» **WORK TO COMPLETE**
Print every line of the records below exactly as it reads.

··· RECORDED INFORMATION

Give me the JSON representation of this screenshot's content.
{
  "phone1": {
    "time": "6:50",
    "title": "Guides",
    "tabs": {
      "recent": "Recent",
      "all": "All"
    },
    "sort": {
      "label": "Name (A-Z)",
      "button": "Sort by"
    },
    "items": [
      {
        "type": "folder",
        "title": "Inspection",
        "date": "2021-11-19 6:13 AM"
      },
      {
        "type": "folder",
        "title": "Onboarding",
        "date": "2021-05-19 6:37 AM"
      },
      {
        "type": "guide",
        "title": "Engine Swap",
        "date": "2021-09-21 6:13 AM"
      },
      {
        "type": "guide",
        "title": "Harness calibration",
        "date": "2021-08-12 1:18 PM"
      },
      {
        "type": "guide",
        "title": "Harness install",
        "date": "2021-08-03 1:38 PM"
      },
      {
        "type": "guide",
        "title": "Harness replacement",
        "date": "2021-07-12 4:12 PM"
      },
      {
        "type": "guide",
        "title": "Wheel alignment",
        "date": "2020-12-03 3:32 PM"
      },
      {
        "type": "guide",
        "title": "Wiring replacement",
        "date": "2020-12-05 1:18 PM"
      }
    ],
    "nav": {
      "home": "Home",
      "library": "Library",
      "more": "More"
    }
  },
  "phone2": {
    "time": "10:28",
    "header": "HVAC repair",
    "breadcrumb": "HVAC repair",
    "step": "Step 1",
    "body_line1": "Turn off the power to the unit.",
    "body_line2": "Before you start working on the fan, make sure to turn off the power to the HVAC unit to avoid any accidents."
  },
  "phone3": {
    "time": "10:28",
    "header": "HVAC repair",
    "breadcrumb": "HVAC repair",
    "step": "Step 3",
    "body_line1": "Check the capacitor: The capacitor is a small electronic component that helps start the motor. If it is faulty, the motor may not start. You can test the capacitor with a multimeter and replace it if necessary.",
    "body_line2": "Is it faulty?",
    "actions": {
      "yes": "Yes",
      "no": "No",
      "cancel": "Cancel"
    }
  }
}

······

» **YOUR RESPONSE**
Give me the JSON representation of this screenshot's content.
{
  "phone1": {
    "time": "6:50",
    "title": "Guides",
    "tabs": {
      "recent": "Recent",
      "all": "All"
    },
    "sort": {
      "label": "Name (A-Z)",
      "button": "Sort by"
    },
    "items": [
      {
        "type": "folder",
        "title": "Inspection",
        "date": "2021-11-19 6:13 AM"
      },
      {
        "type": "folder",
        "title": "Onboarding",
        "date": "2021-05-19 6:37 AM"
      },
      {
        "type": "guide",
        "title": "Engine Swap",
        "date": "2021-09-21 6:13 AM"
      },
      {
        "type": "guide",
        "title": "Harness calibration",
        "date": "2021-08-12 1:18 PM"
      },
      {
        "type": "guide",
        "title": "Harness install",
        "date": "2021-08-03 1:38 PM"
      },
      {
        "type": "guide",
        "title": "Harness replacement",
        "date": "2021-07-12 4:12 PM"
      },
      {
        "type": "guide",
        "title": "Wheel alignment",
        "date": "2020-12-03 3:32 PM"
      },
      {
        "type": "guide",
        "title": "Wiring replacement",
        "date": "2020-12-05 1:18 PM"
      }
    ],
    "nav": {
      "home": "Home",
      "library": "Library",
      "more": "More"
    }
  },
  "phone2": {
    "time": "10:28",
    "header": "HVAC repair",
    "breadcrumb": "HVAC repair",
    "step": "Step 1",
    "body_line1": "Turn off the power to the unit.",
    "body_line2": "Before you start working on the fan, make sure to turn off the power to the HVAC unit to avoid any accidents."
  },
  "phone3": {
    "time": "10:28",
    "header": "HVAC repair",
    "breadcrumb": "HVAC repair",
    "step": "Step 3",
    "body_line1": "Check the capacitor: The capacitor is a small electronic component that helps start the motor. If it is faulty, the motor may not start. You can test the capacitor with a multimeter and replace it if necessary.",
    "body_line2": "Is it faulty?",
    "actions": {
      "yes": "Yes",
      "no": "No",
      "cancel": "Cancel"
    }
  }
}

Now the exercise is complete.